  1. Targeted consultation was also undertaken.  Draft copies of the determination and explanatory statement were sent to the Restaurant and Catering Industry Association, the peak industry association representing the interests of 35,000 restaurants, cafés and catering businesses across Australia, on 26 July 2016 seeking feedback with comments due on 17 August 2016.  Comments received reiterated that the determination was still required and no changes were recommended to the draft determination and explanatory statement.

 

Compliance Cost Impact

 

  1. Compliance cost impact:  Minor – there will be no or minimal impact for both implementation and ongoing compliance costs.  The determination is minor or machinery in nature.

 

 

 

 

Legislative references:

A New Tax System (Goods and Services Tax) Act 1999

Acts Interpretation Act 1901

Legislation Act 2003

 

 

 

 

 

Statement of Compatibility with Human Rights

 

This statement is prepared in accordance with Part 3 of the Human Rights (Parliamentary Scrutiny) Act 2011.

 

Goods and Services Tax: Simplified Accounting Method Determination (No. 38) 2016 for Restaurants, Cafes and Caterers – purchases snapshot method

 

This Legislative Instrument is compatible with the human rights and freedoms recognised or declared in the international instruments listed in section 3 of the Human Rights (Parliamentary Scrutiny) Act 2011.

 

Overview of the Legislative Instrument

This Legislative Instrument provides restaurants, cafes and caterers (eligible food retailers) with a choice of using a simplified GST accounting method to calculate their entitlements to input tax credits for trading stock purchases for a tax period.  

 

Human rights implications

This Legislative Instrument does not engage any of the applicable rights or freedoms as it is considered to be minor or machinery in nature and does not substantially change the law.

 

Conclusion

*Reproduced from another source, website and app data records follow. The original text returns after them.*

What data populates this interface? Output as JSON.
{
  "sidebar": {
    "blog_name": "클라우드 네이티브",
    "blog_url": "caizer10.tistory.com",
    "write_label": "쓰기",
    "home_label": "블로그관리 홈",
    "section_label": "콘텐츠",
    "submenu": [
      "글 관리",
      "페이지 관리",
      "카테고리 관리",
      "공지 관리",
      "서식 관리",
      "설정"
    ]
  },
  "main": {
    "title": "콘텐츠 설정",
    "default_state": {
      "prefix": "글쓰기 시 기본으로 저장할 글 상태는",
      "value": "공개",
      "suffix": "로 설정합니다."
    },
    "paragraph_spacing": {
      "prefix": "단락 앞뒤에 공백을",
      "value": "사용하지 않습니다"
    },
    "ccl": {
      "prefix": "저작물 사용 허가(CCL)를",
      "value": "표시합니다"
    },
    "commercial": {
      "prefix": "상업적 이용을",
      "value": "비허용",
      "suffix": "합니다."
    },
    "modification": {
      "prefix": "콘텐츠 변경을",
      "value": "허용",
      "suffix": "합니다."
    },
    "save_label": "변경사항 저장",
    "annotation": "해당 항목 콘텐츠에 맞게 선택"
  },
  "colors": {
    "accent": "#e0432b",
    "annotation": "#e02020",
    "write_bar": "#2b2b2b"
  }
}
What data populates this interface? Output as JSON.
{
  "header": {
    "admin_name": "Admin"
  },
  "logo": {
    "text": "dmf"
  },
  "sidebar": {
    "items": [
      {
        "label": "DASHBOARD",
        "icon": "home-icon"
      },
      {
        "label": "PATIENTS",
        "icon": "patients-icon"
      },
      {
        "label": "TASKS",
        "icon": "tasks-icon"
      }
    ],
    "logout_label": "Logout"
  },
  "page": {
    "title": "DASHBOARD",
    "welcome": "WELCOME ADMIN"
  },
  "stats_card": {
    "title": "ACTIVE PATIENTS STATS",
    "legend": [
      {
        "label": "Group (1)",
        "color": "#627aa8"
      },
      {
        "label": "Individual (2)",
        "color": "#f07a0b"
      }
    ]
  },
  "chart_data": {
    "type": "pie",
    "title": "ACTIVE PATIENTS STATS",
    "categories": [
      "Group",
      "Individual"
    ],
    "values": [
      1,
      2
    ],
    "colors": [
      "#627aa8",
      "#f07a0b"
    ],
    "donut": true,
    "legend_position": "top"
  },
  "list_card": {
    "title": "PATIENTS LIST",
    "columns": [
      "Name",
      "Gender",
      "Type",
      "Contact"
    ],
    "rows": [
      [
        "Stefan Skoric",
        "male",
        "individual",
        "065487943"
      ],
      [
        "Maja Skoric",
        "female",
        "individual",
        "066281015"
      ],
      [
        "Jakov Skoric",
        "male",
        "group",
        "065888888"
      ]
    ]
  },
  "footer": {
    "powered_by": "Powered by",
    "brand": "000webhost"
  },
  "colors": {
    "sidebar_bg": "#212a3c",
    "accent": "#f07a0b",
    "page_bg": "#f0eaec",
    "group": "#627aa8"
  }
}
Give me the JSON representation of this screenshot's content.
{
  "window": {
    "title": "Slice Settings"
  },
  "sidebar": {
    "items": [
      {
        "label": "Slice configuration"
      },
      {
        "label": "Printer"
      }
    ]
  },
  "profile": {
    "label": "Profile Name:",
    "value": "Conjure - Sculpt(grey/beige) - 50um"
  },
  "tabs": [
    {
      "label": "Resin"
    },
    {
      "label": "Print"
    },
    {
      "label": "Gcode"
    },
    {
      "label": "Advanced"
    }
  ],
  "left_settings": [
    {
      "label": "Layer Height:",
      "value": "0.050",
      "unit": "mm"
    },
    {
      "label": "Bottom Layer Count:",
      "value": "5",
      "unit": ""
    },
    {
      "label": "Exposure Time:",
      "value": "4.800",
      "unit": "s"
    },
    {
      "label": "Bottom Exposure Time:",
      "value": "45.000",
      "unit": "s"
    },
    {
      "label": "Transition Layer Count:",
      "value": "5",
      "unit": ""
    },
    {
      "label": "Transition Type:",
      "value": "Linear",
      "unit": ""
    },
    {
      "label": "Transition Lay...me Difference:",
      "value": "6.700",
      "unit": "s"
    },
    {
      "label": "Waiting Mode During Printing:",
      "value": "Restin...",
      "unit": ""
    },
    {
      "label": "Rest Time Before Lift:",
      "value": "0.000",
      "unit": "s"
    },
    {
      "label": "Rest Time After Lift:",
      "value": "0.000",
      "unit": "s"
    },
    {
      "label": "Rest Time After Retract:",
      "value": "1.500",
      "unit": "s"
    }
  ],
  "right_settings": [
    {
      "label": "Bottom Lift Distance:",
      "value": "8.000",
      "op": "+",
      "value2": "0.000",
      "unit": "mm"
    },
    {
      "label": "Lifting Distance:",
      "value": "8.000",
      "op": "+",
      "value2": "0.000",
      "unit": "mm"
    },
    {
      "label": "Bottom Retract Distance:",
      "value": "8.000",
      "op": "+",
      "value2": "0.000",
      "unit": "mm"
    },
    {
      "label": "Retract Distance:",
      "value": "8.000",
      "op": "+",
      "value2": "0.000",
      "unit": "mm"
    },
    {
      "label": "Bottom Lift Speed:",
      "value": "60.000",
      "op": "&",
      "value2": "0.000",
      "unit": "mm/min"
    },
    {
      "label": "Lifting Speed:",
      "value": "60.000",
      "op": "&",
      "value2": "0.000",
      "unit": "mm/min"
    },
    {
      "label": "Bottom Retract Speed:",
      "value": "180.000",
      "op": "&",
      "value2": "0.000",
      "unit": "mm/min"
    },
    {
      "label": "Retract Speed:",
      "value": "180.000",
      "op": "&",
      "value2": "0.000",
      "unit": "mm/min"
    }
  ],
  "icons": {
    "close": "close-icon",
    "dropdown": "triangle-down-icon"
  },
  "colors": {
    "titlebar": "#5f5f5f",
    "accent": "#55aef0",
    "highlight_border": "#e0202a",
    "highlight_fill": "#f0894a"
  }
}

This Legislative Instrument is compatible with human rights as it does not raise any human rights issues.

 

 



[1] At the time of making the determination, the approved form is Election to use a simplified GST accounting method - NAT 4370.

[2] At the time of making the determination, the approved form is Notice to revoke an election to use a simplified GST accounting method - NAT 4371.

[3] The small enterprise turnover at the time of making the determination is $2 million (subsection 123-7(2) of the GST Act).